Shift Registers vs LED Drivers?

I am trying to figure out how to program an arduino to control LEDs. Basically, what I have done, is I have made a 3x3 matrix and can program some simple sequences with the LEDs using the digitalWrite and delay functions.  I'm not even sure that this is the right way to do this, I don't think it is, but it works.  Anyway I want to try to program bigger matrices and maybe LED cubes using my arduino, but without using up all of the output pins. So, I've came across two ways to get more outputs from less pins; LED drivers and shift registers.  These may be the same thing and I'm just not aware.  But anyway, is there a difference between them? I've really only found information about shift registers, nothing really about LED drivers.  Is one easier to program? Does one use less pins than the other? Or are they just the same thing?

LED drivers usually incorporate SPI (shift register) interfaces. Some let you set the brightness of each LED in software. Some address 16 leds or more per chip. All have a SINGLE resistor to set the maximum LED current.

Shift registers on their own will not drive LEDs well.

People like Maxim have complete, single chip solutions that drive 8 X 8 matrix direct

http://www.maximintegrated.com/en/datasheet/index.mvp/id/4910

They have a huge range of LED drivers !

http://para.maximintegrated.com/en/search.mvp?fam=disp_driv&397=LED&hs=1

texpert (author)  steveastrouk3 years ago

"Shift registers on their own will not drive LEDs well"

Really? I don't know really anything about this, but I've seen a lot of projects the use shift registers to light LEDs. And from the things I've seen about how shift registers work, it seems like they'd be ideal for lighting LEDs.

Just because you see them used doesn't make them good. A typical red led takes 20mA to run at full brightenss. A 595 can "JUST" drive 35mA, and if all the outputs are on, the chip will burn out.

In a typical LED cube, you are multiplexing LEDs, so the LED is on for typically only 20% of the time, when its on "constantly" - then another LED is on for another 20%, another 20% etc, and the cycle repeats. Running at 20% makes the LED 1/5 of brightness of the full, constant 20mA. Using a 595 means we CANNOT bring the device to full brightness or closer.

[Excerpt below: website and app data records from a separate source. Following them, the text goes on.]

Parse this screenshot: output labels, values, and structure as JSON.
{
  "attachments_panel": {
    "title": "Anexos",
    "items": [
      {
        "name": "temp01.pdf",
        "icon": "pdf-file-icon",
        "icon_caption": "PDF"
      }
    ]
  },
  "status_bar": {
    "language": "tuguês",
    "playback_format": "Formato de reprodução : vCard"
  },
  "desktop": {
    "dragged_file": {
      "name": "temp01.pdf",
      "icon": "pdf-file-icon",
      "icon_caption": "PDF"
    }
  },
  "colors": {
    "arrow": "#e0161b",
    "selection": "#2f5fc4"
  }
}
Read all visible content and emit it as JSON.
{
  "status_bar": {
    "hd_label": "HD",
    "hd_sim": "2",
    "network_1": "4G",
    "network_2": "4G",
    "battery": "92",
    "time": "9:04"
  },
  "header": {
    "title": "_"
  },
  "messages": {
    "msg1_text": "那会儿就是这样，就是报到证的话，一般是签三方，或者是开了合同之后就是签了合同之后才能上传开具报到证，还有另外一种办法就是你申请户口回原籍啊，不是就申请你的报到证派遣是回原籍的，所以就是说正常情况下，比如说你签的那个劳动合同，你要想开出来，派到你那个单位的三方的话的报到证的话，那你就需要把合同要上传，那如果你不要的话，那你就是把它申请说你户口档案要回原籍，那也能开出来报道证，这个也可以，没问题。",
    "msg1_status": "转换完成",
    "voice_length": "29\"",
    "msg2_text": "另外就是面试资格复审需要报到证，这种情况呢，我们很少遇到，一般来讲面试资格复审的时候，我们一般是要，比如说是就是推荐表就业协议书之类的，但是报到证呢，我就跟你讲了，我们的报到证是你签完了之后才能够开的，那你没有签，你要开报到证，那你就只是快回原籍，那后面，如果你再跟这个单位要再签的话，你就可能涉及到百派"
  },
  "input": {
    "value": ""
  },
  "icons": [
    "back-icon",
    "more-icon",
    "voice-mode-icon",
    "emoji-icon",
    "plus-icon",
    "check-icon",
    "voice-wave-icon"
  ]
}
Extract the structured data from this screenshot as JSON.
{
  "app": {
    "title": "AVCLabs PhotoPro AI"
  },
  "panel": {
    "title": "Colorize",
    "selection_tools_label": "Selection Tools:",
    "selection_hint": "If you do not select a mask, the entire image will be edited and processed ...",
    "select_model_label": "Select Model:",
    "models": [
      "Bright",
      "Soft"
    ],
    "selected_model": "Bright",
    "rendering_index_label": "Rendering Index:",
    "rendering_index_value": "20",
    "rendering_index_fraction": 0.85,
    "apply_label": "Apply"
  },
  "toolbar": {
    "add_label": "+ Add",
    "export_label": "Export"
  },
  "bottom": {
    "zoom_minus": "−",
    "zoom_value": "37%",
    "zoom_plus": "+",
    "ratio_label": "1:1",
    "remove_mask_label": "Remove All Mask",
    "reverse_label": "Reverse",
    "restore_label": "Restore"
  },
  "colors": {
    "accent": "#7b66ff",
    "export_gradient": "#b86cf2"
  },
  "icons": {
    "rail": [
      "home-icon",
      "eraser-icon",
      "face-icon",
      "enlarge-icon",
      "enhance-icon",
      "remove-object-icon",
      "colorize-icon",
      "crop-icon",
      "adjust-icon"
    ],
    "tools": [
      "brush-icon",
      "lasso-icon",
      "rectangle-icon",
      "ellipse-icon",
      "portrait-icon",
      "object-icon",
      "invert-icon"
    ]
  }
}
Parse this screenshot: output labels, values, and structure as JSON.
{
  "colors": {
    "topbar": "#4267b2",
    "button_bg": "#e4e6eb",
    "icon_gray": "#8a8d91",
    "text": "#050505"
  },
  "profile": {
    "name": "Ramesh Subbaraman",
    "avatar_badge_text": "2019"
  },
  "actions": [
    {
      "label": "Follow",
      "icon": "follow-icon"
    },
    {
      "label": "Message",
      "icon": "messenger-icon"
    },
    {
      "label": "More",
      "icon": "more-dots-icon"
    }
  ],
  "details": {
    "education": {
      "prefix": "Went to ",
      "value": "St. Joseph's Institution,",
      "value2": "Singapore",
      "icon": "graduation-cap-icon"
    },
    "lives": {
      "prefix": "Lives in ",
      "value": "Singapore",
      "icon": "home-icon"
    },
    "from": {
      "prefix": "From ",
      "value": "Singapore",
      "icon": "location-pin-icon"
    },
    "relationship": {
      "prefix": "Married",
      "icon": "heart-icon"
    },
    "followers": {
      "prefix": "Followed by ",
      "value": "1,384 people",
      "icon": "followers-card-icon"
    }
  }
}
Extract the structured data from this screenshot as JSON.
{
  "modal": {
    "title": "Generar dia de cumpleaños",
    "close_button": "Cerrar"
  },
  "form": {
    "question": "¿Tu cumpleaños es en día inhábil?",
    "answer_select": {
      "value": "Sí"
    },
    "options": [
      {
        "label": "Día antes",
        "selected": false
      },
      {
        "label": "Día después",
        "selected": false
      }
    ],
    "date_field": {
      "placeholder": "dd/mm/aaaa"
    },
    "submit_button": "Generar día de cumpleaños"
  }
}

An LED driver chip can drive 80 or 100mA into a single diode, for 1/5 of the time, so the LED is as bright as possible. That current is also set by a single, low wattage resistor for all the LEDs on the chip, and not by resistors on each LED.

Hence I say shift registers don't drive LEDs well.

LED drivers are just power supplies for LEDs made to provide a constant current. Typically used to run high power LEDs.

There are a great number of LED matrix and LED cube projects of all shapes and sizes on here. See what they did to acomidate more LEDs on thier arduinos.